Governor Tom Wolf has announced the creation of a “Ready to Start” task force focused on informing the strategy to address health, human services, and education policy for infants and toddlers ages zero to three.
“The environment in which babies live and learn in their first three years has an enormous impact on their cognitive, social, and emotional development,” Governor Wolf said. “The task force’s goal is to identify programs and policies to help infants and children age zero to three get a strong, focused beginning toward a healthy, happy, fulfilling life here in the commonwealth.”
The Ready to Start Task Force will identify key themes and options informed by stakeholder engagement and analysis of current programming to inform future policy recommendations and an implementation plan with emphasis on three guiding principles: 1) Improving health outcomes of infants, toddlers, and their families; 2) Strengthening the home environment for infants, toddlers, and their families; and 3) Preparing infants and toddlers for future school success.
The Ready to Start Task Force will host six listening sessions, led by professionals with a focus on early learning and child development, in October and November. The intention is to gather information and insight and to look at current and possible strategies to help the youngest Pennsylvanians.
“We have strong research showing that the support families receive during early childhood can lay the foundation for a child’s future health outcomes and success in adulthood,” said David Rubin, MD, one of the six Ready to Start co-chairs and the director of Population Health Innovation and Policy at Children’s Hospital of Philadelphia. “I’m proud that our state is prioritizing developing an action plan to improve the health of Pennsylvania’s youngest residents, and I look forward to working with my fellow co-chairs to see it through.”
Research shows that supporting the well-being of children through nutrition and health care supports, positive caregiver relationships, and high-quality early learning opportunities in the first three years of life sets them up for lifelong success. And children who receive high-quality early learning and care perform better in school, graduate at higher rates, and earn more throughout their lives compared to their peers.

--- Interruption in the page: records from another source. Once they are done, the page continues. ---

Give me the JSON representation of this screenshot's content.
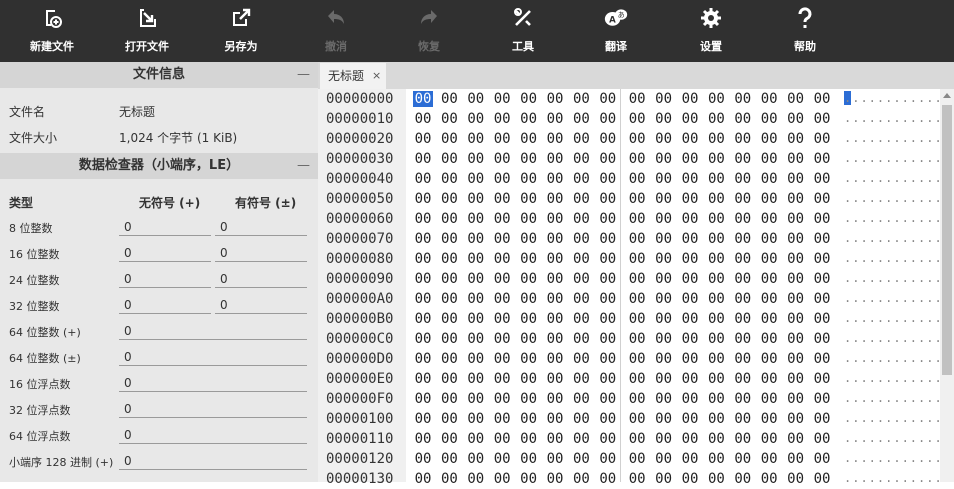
{
  "toolbar": {
    "new_file": "新建文件",
    "open_file": "打开文件",
    "save_as": "另存为",
    "undo": "撤消",
    "redo": "恢复",
    "tools": "工具",
    "translate": "翻译",
    "settings": "设置",
    "help": "帮助"
  },
  "file_info": {
    "title": "文件信息",
    "collapse": "—",
    "name_label": "文件名",
    "name_value": "无标题",
    "size_label": "文件大小",
    "size_value": "1,024 个字节 (1 KiB)"
  },
  "inspector": {
    "title": "数据检查器（小端序，LE）",
    "collapse": "—",
    "col_type": "类型",
    "col_unsigned": "无符号 (+)",
    "col_signed": "有符号 (±)",
    "rows": [
      {
        "type": "8 位整数",
        "unsigned": "0",
        "signed": "0"
      },
      {
        "type": "16 位整数",
        "unsigned": "0",
        "signed": "0"
      },
      {
        "type": "24 位整数",
        "unsigned": "0",
        "signed": "0"
      },
      {
        "type": "32 位整数",
        "unsigned": "0",
        "signed": "0"
      },
      {
        "type": "64 位整数 (+)",
        "value": "0"
      },
      {
        "type": "64 位整数 (±)",
        "value": "0"
      },
      {
        "type": "16 位浮点数",
        "value": "0"
      },
      {
        "type": "32 位浮点数",
        "value": "0"
      },
      {
        "type": "64 位浮点数",
        "value": "0"
      },
      {
        "type": "小端序 128 进制 (+)",
        "value": "0"
      }
    ]
  },
  "tab": {
    "title": "无标题",
    "close": "×"
  },
  "hex": {
    "addresses": [
      "00000000",
      "00000010",
      "00000020",
      "00000030",
      "00000040",
      "00000050",
      "00000060",
      "00000070",
      "00000080",
      "00000090",
      "000000A0",
      "000000B0",
      "000000C0",
      "000000D0",
      "000000E0",
      "000000F0",
      "00000100",
      "00000110",
      "00000120",
      "00000130"
    ],
    "byte": "00",
    "ascii": "................",
    "selected_byte": 0
  }
}
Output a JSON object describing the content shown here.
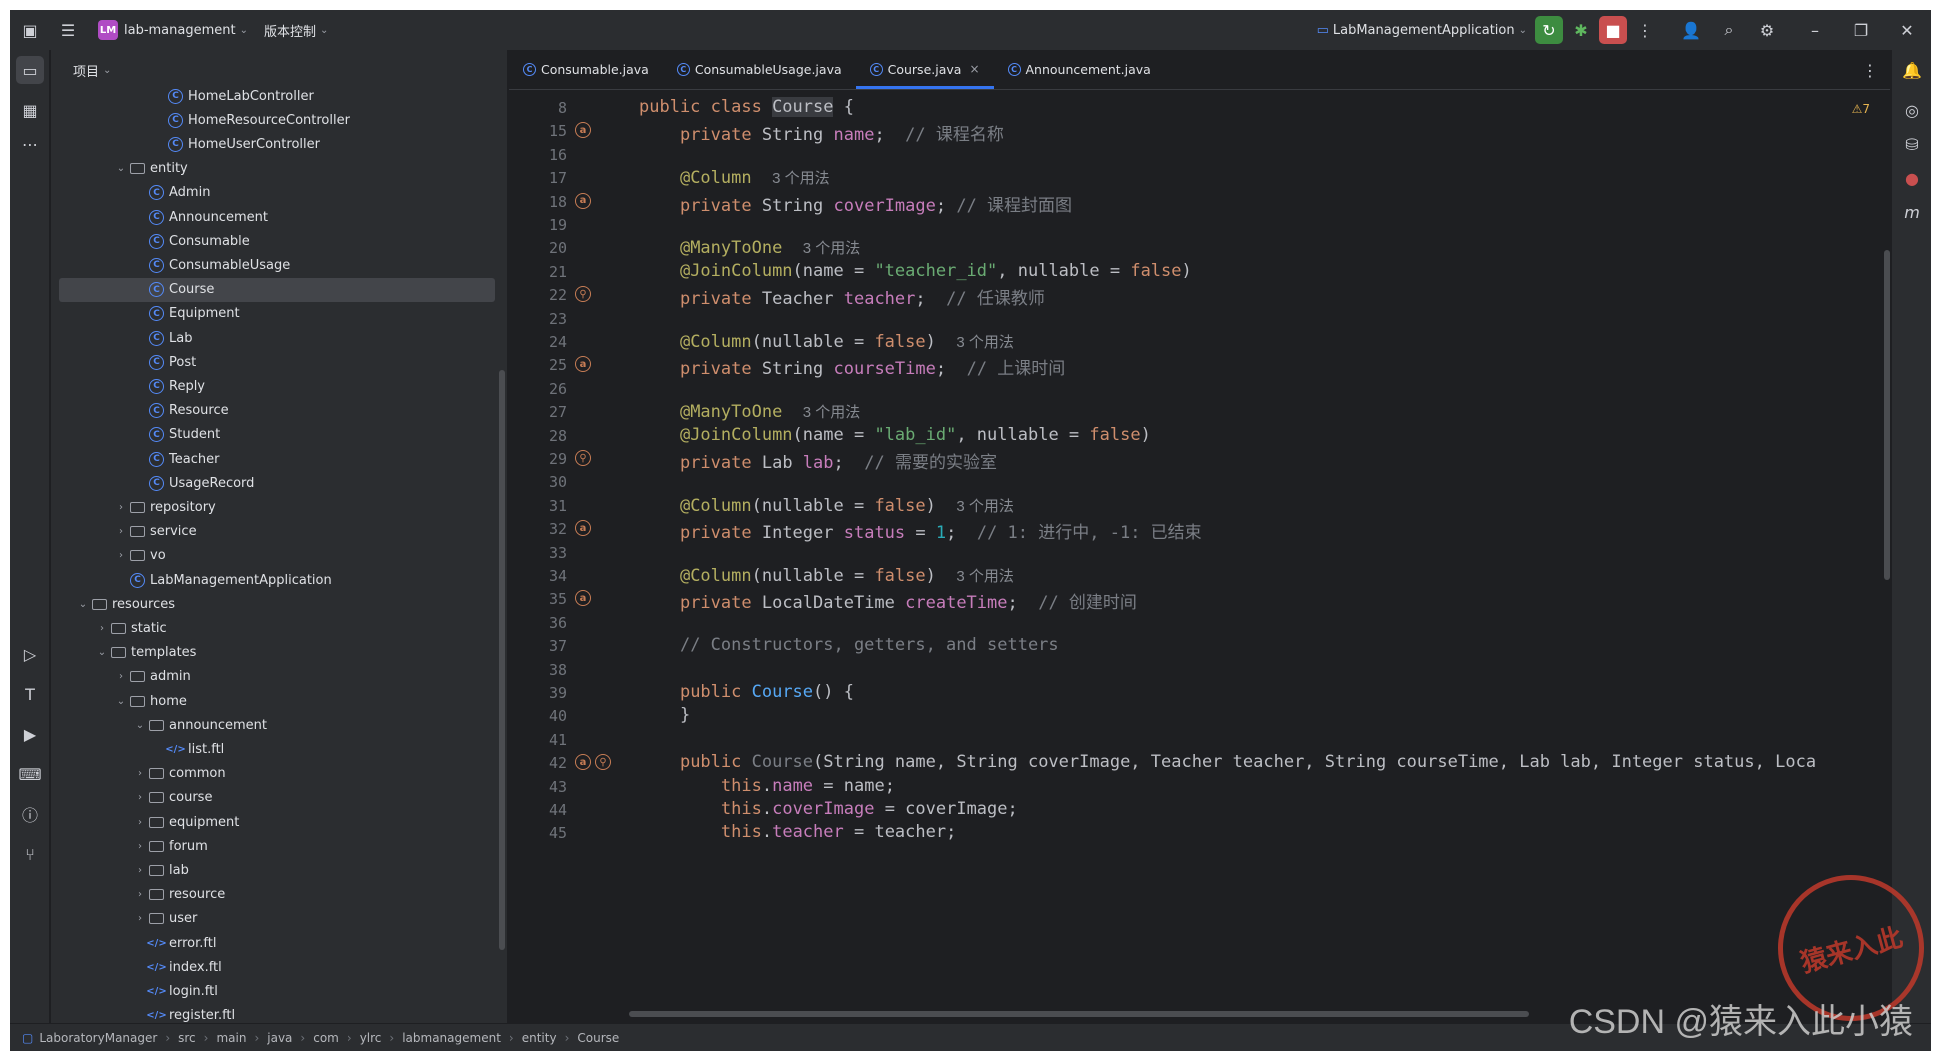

The Ready to Start Task Force will share findings and options with the governor in January 2019, including a review of existing programs and initiatives.